# Assignment
Scan the data beneath this task and copy each line that includes "title".

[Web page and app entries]
┄┄┄┄┄┄┄┄┄┄
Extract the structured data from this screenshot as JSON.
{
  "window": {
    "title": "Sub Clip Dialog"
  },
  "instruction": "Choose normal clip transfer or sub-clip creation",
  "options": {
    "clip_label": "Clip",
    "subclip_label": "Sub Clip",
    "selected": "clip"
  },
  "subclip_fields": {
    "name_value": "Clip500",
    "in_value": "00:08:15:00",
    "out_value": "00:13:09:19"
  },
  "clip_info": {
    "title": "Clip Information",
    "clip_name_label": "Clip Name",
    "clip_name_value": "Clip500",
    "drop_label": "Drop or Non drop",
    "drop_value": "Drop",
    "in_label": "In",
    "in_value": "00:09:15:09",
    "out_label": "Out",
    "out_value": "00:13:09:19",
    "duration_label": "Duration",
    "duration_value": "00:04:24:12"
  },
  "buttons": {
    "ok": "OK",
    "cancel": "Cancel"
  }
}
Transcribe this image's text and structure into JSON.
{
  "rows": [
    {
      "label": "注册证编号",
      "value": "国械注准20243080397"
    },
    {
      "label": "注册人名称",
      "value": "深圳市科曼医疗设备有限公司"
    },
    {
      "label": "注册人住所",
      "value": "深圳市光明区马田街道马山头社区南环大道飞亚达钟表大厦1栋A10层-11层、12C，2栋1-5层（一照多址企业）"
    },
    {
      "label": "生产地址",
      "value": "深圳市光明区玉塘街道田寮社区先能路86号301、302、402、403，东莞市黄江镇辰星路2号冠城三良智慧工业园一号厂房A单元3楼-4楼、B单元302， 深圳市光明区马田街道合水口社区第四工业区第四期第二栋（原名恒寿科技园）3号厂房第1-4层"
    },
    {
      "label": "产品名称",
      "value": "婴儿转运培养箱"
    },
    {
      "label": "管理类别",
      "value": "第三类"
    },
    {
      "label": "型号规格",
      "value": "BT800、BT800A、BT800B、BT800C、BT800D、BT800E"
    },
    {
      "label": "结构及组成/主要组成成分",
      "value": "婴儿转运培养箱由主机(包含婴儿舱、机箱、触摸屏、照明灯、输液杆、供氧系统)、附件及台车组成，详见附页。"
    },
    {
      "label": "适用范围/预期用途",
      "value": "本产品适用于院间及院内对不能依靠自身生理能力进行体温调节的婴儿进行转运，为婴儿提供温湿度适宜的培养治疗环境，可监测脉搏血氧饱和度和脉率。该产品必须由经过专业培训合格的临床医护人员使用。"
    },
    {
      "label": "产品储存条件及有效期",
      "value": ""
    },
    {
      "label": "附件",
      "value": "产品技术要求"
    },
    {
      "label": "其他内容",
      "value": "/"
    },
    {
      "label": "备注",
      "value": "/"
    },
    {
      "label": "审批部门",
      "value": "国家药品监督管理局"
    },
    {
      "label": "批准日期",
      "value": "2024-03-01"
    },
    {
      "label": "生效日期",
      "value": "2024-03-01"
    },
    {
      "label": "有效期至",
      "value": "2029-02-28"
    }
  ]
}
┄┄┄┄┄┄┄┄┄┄
# Answer to this task
    "title": "Sub Clip Dialog"
    "title": "Clip Information",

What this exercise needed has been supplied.